TASK STATEMENT => Every record must appear in your reply exactly as written.

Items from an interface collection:

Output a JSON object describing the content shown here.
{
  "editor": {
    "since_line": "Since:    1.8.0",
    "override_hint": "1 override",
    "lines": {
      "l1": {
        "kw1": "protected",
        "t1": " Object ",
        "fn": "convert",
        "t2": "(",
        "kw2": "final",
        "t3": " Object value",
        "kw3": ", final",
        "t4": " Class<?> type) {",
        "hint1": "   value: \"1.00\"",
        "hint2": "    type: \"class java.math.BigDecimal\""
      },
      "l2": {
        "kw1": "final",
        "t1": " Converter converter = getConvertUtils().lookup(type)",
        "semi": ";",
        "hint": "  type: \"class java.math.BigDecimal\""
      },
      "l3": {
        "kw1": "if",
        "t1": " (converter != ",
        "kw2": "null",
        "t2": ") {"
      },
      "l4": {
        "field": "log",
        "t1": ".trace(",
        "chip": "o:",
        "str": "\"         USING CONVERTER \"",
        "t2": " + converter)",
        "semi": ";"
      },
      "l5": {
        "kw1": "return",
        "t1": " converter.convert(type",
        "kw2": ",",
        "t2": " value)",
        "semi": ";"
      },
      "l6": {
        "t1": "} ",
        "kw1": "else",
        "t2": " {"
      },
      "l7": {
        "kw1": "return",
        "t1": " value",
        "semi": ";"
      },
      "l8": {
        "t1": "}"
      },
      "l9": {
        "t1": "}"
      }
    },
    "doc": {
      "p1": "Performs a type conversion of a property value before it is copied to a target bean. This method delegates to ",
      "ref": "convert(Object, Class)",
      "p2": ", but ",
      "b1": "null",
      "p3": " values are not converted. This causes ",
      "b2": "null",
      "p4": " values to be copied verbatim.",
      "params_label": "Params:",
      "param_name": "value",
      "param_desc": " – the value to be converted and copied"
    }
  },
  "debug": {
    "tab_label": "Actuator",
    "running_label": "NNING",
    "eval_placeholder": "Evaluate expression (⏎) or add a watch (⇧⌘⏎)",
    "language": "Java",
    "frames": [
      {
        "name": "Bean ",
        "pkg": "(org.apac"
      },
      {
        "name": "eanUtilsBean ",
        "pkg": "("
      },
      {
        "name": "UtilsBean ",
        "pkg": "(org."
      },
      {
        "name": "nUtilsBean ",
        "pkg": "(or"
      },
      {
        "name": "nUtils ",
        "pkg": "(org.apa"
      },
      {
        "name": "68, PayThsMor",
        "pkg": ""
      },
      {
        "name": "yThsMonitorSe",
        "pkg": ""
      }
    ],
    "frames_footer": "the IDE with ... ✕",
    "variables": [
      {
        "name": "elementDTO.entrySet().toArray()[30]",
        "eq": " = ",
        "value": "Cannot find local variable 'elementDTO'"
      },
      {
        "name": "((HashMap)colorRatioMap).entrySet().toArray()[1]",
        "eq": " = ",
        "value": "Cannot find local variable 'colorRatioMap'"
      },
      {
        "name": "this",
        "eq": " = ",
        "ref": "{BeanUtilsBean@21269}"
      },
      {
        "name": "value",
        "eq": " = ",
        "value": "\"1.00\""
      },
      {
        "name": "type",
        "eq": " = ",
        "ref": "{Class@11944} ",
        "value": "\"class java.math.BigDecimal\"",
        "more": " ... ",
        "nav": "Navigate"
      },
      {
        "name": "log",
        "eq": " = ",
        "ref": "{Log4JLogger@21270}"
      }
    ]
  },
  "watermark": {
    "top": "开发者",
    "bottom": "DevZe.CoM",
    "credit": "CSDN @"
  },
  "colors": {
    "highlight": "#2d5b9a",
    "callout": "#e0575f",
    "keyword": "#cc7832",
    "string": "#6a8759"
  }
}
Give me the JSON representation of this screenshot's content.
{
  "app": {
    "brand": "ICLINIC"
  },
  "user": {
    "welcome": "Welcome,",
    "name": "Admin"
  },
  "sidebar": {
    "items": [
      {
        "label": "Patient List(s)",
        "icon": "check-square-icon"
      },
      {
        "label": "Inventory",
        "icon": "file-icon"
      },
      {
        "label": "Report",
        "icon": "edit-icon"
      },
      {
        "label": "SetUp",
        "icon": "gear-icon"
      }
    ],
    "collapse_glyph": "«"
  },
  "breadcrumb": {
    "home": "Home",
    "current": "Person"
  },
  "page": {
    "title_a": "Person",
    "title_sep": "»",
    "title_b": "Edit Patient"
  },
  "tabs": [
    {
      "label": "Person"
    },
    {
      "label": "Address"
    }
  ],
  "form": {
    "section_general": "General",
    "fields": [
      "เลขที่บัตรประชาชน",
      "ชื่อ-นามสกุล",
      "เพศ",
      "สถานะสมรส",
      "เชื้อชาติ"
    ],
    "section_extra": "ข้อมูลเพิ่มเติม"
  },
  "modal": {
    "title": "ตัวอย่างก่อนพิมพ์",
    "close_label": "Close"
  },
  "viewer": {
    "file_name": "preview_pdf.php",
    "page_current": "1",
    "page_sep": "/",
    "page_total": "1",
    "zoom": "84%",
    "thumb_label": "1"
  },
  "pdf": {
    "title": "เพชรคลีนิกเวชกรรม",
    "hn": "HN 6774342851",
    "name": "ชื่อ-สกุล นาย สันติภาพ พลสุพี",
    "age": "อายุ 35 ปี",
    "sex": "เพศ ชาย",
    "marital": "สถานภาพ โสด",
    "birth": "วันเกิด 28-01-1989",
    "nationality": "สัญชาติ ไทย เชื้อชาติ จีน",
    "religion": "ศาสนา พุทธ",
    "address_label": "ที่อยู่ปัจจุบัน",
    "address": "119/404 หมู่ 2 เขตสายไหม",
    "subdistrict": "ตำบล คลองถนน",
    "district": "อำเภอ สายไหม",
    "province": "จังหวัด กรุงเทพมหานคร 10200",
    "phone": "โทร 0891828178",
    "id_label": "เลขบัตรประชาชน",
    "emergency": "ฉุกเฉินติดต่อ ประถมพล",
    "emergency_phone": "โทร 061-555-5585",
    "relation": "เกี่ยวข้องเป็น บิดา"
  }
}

RESPONSE AREA =>
Output a JSON object describing the content shown here.
{
  "editor": {
    "since_line": "Since:    1.8.0",
    "override_hint": "1 override",
    "lines": {
      "l1": {
        "kw1": "protected",
        "t1": " Object ",
        "fn": "convert",
        "t2": "(",
        "kw2": "final",
        "t3": " Object value",
        "kw3": ", final",
        "t4": " Class<?> type) {",
        "hint1": "   value: \"1.00\"",
        "hint2": "    type: \"class java.math.BigDecimal\""
      },
      "l2": {
        "kw1": "final",
        "t1": " Converter converter = getConvertUtils().lookup(type)",
        "semi": ";",
        "hint": "  type: \"class java.math.BigDecimal\""
      },
      "l3": {
        "kw1": "if",
        "t1": " (converter != ",
        "kw2": "null",
        "t2": ") {"
      },
      "l4": {
        "field": "log",
        "t1": ".trace(",
        "chip": "o:",
        "str": "\"         USING CONVERTER \"",
        "t2": " + converter)",
        "semi": ";"
      },
      "l5": {
        "kw1": "return",
        "t1": " converter.convert(type",
        "kw2": ",",
        "t2": " value)",
        "semi": ";"
      },
      "l6": {
        "t1": "} ",
        "kw1": "else",
        "t2": " {"
      },
      "l7": {
        "kw1": "return",
        "t1": " value",
        "semi": ";"
      },
      "l8": {
        "t1": "}"
      },
      "l9": {
        "t1": "}"
      }
    },
    "doc": {
      "p1": "Performs a type conversion of a property value before it is copied to a target bean. This method delegates to ",
      "ref": "convert(Object, Class)",
      "p2": ", but ",
      "b1": "null",
      "p3": " values are not converted. This causes ",
      "b2": "null",
      "p4": " values to be copied verbatim.",
      "params_label": "Params:",
      "param_name": "value",
      "param_desc": " – the value to be converted and copied"
    }
  },
  "debug": {
    "tab_label": "Actuator",
    "running_label": "NNING",
    "eval_placeholder": "Evaluate expression (⏎) or add a watch (⇧⌘⏎)",
    "language": "Java",
    "frames": [
      {
        "name": "Bean ",
        "pkg": "(org.apac"
      },
      {
        "name": "eanUtilsBean ",
        "pkg": "("
      },
      {
        "name": "UtilsBean ",
        "pkg": "(org."
      },
      {
        "name": "nUtilsBean ",
        "pkg": "(or"
      },
      {
        "name": "nUtils ",
        "pkg": "(org.apa"
      },
      {
        "name": "68, PayThsMor",
        "pkg": ""
      },
      {
        "name": "yThsMonitorSe",
        "pkg": ""
      }
    ],
    "frames_footer": "the IDE with ... ✕",
    "variables": [
      {
        "name": "elementDTO.entrySet().toArray()[30]",
        "eq": " = ",
        "value": "Cannot find local variable 'elementDTO'"
      },
      {
        "name": "((HashMap)colorRatioMap).entrySet().toArray()[1]",
        "eq": " = ",
        "value": "Cannot find local variable 'colorRatioMap'"
      },
      {
        "name": "this",
        "eq": " = ",
        "ref": "{BeanUtilsBean@21269}"
      },
      {
        "name": "value",
        "eq": " = ",
        "value": "\"1.00\""
      },
      {
        "name": "type",
        "eq": " = ",
        "ref": "{Class@11944} ",
        "value": "\"class java.math.BigDecimal\"",
        "more": " ... ",
        "nav": "Navigate"
      },
      {
        "name": "log",
        "eq": " = ",
        "ref": "{Log4JLogger@21270}"
      }
    ]
  },
  "watermark": {
    "top": "开发者",
    "bottom": "DevZe.CoM",
    "credit": "CSDN @"
  },
  "colors": {
    "highlight": "#2d5b9a",
    "callout": "#e0575f",
    "keyword": "#cc7832",
    "string": "#6a8759"
  }
}
Give me the JSON representation of this screenshot's content.
{
  "app": {
    "brand": "ICLINIC"
  },
  "user": {
    "welcome": "Welcome,",
    "name": "Admin"
  },
  "sidebar": {
    "items": [
      {
        "label": "Patient List(s)",
        "icon": "check-square-icon"
      },
      {
        "label": "Inventory",
        "icon": "file-icon"
      },
      {
        "label": "Report",
        "icon": "edit-icon"
      },
      {
        "label": "SetUp",
        "icon": "gear-icon"
      }
    ],
    "collapse_glyph": "«"
  },
  "breadcrumb": {
    "home": "Home",
    "current": "Person"
  },
  "page": {
    "title_a": "Person",
    "title_sep": "»",
    "title_b": "Edit Patient"
  },
  "tabs": [
    {
      "label": "Person"
    },
    {
      "label": "Address"
    }
  ],
  "form": {
    "section_general": "General",
    "fields": [
      "เลขที่บัตรประชาชน",
      "ชื่อ-นามสกุล",
      "เพศ",
      "สถานะสมรส",
      "เชื้อชาติ"
    ],
    "section_extra": "ข้อมูลเพิ่มเติม"
  },
  "modal": {
    "title": "ตัวอย่างก่อนพิมพ์",
    "close_label": "Close"
  },
  "viewer": {
    "file_name": "preview_pdf.php",
    "page_current": "1",
    "page_sep": "/",
    "page_total": "1",
    "zoom": "84%",
    "thumb_label": "1"
  },
  "pdf": {
    "title": "เพชรคลีนิกเวชกรรม",
    "hn": "HN 6774342851",
    "name": "ชื่อ-สกุล นาย สันติภาพ พลสุพี",
    "age": "อายุ 35 ปี",
    "sex": "เพศ ชาย",
    "marital": "สถานภาพ โสด",
    "birth": "วันเกิด 28-01-1989",
    "nationality": "สัญชาติ ไทย เชื้อชาติ จีน",
    "religion": "ศาสนา พุทธ",
    "address_label": "ที่อยู่ปัจจุบัน",
    "address": "119/404 หมู่ 2 เขตสายไหม",
    "subdistrict": "ตำบล คลองถนน",
    "district": "อำเภอ สายไหม",
    "province": "จังหวัด กรุงเทพมหานคร 10200",
    "phone": "โทร 0891828178",
    "id_label": "เลขบัตรประชาชน",
    "emergency": "ฉุกเฉินติดต่อ ประถมพล",
    "emergency_phone": "โทร 061-555-5585",
    "relation": "เกี่ยวข้องเป็น บิดา"
  }
}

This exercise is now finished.